* [What you should do]
All of the entries below should be printed exactly; the pictures are to be left out.

▬▬▬▬▬▬▬▬▬▬

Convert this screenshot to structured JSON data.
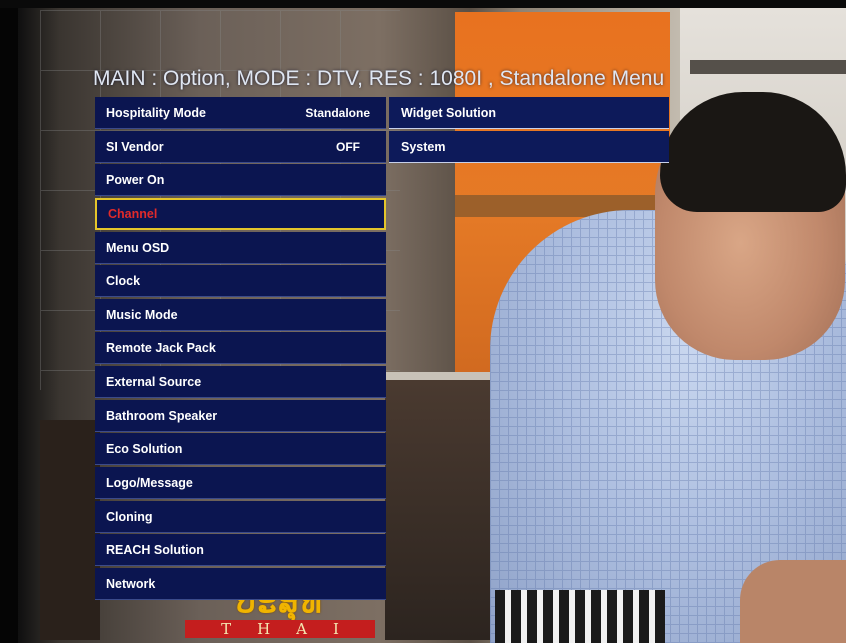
{
  "osd": {
    "title": "MAIN : Option, MODE : DTV, RES : 1080I , Standalone Menu",
    "menu_items": [
      {
        "label": "Hospitality Mode",
        "value": "Standalone"
      },
      {
        "label": "SI Vendor",
        "value": "OFF"
      },
      {
        "label": "Power On",
        "value": ""
      },
      {
        "label": "Channel",
        "value": "",
        "selected": true
      },
      {
        "label": "Menu OSD",
        "value": ""
      },
      {
        "label": "Clock",
        "value": ""
      },
      {
        "label": "Music Mode",
        "value": ""
      },
      {
        "label": "Remote Jack Pack",
        "value": ""
      },
      {
        "label": "External Source",
        "value": ""
      },
      {
        "label": "Bathroom Speaker",
        "value": ""
      },
      {
        "label": "Eco Solution",
        "value": ""
      },
      {
        "label": "Logo/Message",
        "value": ""
      },
      {
        "label": "Cloning",
        "value": ""
      },
      {
        "label": "REACH Solution",
        "value": ""
      },
      {
        "label": "Network",
        "value": ""
      }
    ],
    "submenu_items": [
      {
        "label": "Widget Solution"
      },
      {
        "label": "System"
      }
    ],
    "colors": {
      "menu_bg": "#0b1550",
      "selected_border": "#e4c52b",
      "selected_text": "#e12a2a"
    }
  },
  "channel_logo": {
    "top_text": "ປະສຸທ",
    "bottom_text": "THAI"
  }
}
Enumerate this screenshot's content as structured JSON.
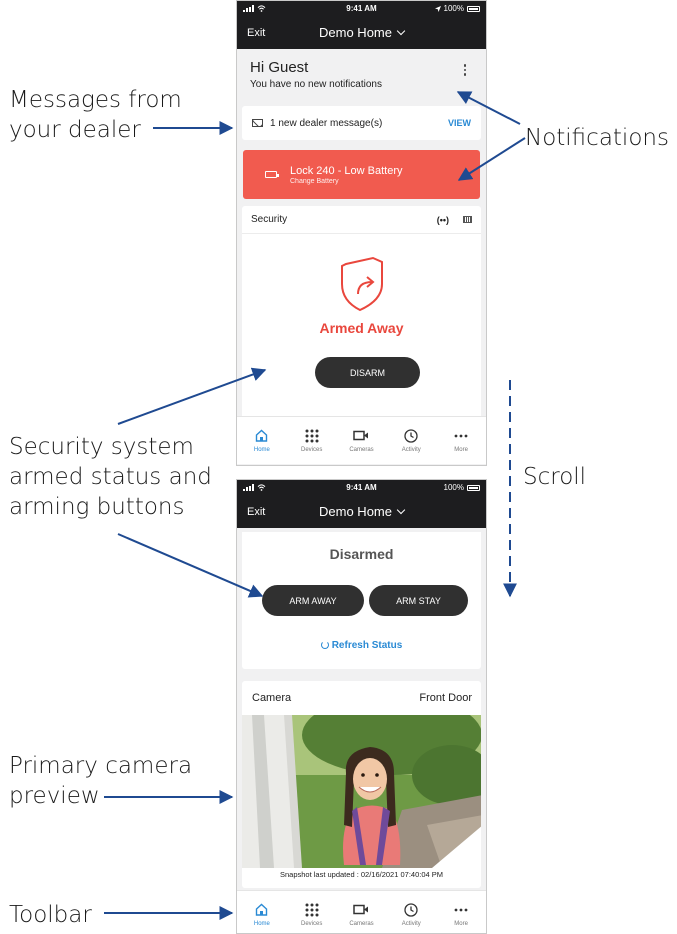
{
  "annotations": {
    "messages": [
      "Messages from",
      "your dealer"
    ],
    "notifications": "Notifications",
    "security": [
      "Security system",
      "armed status and",
      "arming buttons"
    ],
    "scroll": "Scroll",
    "camera": [
      "Primary camera",
      "preview"
    ],
    "toolbar": "Toolbar"
  },
  "status_bar_top": {
    "time": "9:41 AM",
    "battery": "100%"
  },
  "status_bar_bottom": {
    "time": "9:41 AM",
    "battery": "100%"
  },
  "app_bar": {
    "exit_label": "Exit",
    "home_name": "Demo Home"
  },
  "greeting": {
    "title": "Hi Guest",
    "subtitle": "You have no new notifications"
  },
  "dealer_message": {
    "text": "1 new dealer message(s)",
    "action": "VIEW"
  },
  "alert": {
    "title": "Lock 240 - Low Battery",
    "subtitle": "Change Battery",
    "color": "#f15b4f"
  },
  "security": {
    "title": "Security",
    "signal_icon": "(••)",
    "status": "Armed Away",
    "disarm_label": "DISARM",
    "status_color": "#e9473d"
  },
  "security_bottom": {
    "status": "Disarmed",
    "arm_away_label": "ARM AWAY",
    "arm_stay_label": "ARM STAY",
    "refresh_label": "Refresh Status"
  },
  "camera": {
    "title": "Camera",
    "name": "Front Door",
    "snapshot_label": "Snapshot last updated : 02/16/2021 07:40:04 PM"
  },
  "toolbar": {
    "tabs": [
      "Home",
      "Devices",
      "Cameras",
      "Activity",
      "More"
    ],
    "accent": "#2a8ad4"
  },
  "icons": [
    "signal-icon",
    "wifi-icon",
    "location-icon",
    "battery-icon",
    "chevron-down-icon",
    "kebab-menu-icon",
    "envelope-icon",
    "low-battery-icon",
    "signal-broadcast-icon",
    "keypad-icon",
    "shield-arrow-icon",
    "refresh-icon",
    "home-icon",
    "grid-icon",
    "camera-icon",
    "clock-icon",
    "more-icon"
  ]
}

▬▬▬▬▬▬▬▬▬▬

* [Exercise solution]
Convert this screenshot to structured JSON data.
{
  "osd": {
    "title": "MAIN : Option, MODE : DTV, RES : 1080I , Standalone Menu",
    "menu_items": [
      {
        "label": "Hospitality Mode",
        "value": "Standalone"
      },
      {
        "label": "SI Vendor",
        "value": "OFF"
      },
      {
        "label": "Power On",
        "value": ""
      },
      {
        "label": "Channel",
        "value": "",
        "selected": true
      },
      {
        "label": "Menu OSD",
        "value": ""
      },
      {
        "label": "Clock",
        "value": ""
      },
      {
        "label": "Music Mode",
        "value": ""
      },
      {
        "label": "Remote Jack Pack",
        "value": ""
      },
      {
        "label": "External Source",
        "value": ""
      },
      {
        "label": "Bathroom Speaker",
        "value": ""
      },
      {
        "label": "Eco Solution",
        "value": ""
      },
      {
        "label": "Logo/Message",
        "value": ""
      },
      {
        "label": "Cloning",
        "value": ""
      },
      {
        "label": "REACH Solution",
        "value": ""
      },
      {
        "label": "Network",
        "value": ""
      }
    ],
    "submenu_items": [
      {
        "label": "Widget Solution"
      },
      {
        "label": "System"
      }
    ],
    "colors": {
      "menu_bg": "#0b1550",
      "selected_border": "#e4c52b",
      "selected_text": "#e12a2a"
    }
  },
  "channel_logo": {
    "top_text": "ປະສຸທ",
    "bottom_text": "THAI"
  }
}
Enumerate this screenshot's content as structured JSON.
{
  "annotations": {
    "messages": [
      "Messages from",
      "your dealer"
    ],
    "notifications": "Notifications",
    "security": [
      "Security system",
      "armed status and",
      "arming buttons"
    ],
    "scroll": "Scroll",
    "camera": [
      "Primary camera",
      "preview"
    ],
    "toolbar": "Toolbar"
  },
  "status_bar_top": {
    "time": "9:41 AM",
    "battery": "100%"
  },
  "status_bar_bottom": {
    "time": "9:41 AM",
    "battery": "100%"
  },
  "app_bar": {
    "exit_label": "Exit",
    "home_name": "Demo Home"
  },
  "greeting": {
    "title": "Hi Guest",
    "subtitle": "You have no new notifications"
  },
  "dealer_message": {
    "text": "1 new dealer message(s)",
    "action": "VIEW"
  },
  "alert": {
    "title": "Lock 240 - Low Battery",
    "subtitle": "Change Battery",
    "color": "#f15b4f"
  },
  "security": {
    "title": "Security",
    "signal_icon": "(••)",
    "status": "Armed Away",
    "disarm_label": "DISARM",
    "status_color": "#e9473d"
  },
  "security_bottom": {
    "status": "Disarmed",
    "arm_away_label": "ARM AWAY",
    "arm_stay_label": "ARM STAY",
    "refresh_label": "Refresh Status"
  },
  "camera": {
    "title": "Camera",
    "name": "Front Door",
    "snapshot_label": "Snapshot last updated : 02/16/2021 07:40:04 PM"
  },
  "toolbar": {
    "tabs": [
      "Home",
      "Devices",
      "Cameras",
      "Activity",
      "More"
    ],
    "accent": "#2a8ad4"
  },
  "icons": [
    "signal-icon",
    "wifi-icon",
    "location-icon",
    "battery-icon",
    "chevron-down-icon",
    "kebab-menu-icon",
    "envelope-icon",
    "low-battery-icon",
    "signal-broadcast-icon",
    "keypad-icon",
    "shield-arrow-icon",
    "refresh-icon",
    "home-icon",
    "grid-icon",
    "camera-icon",
    "clock-icon",
    "more-icon"
  ]
}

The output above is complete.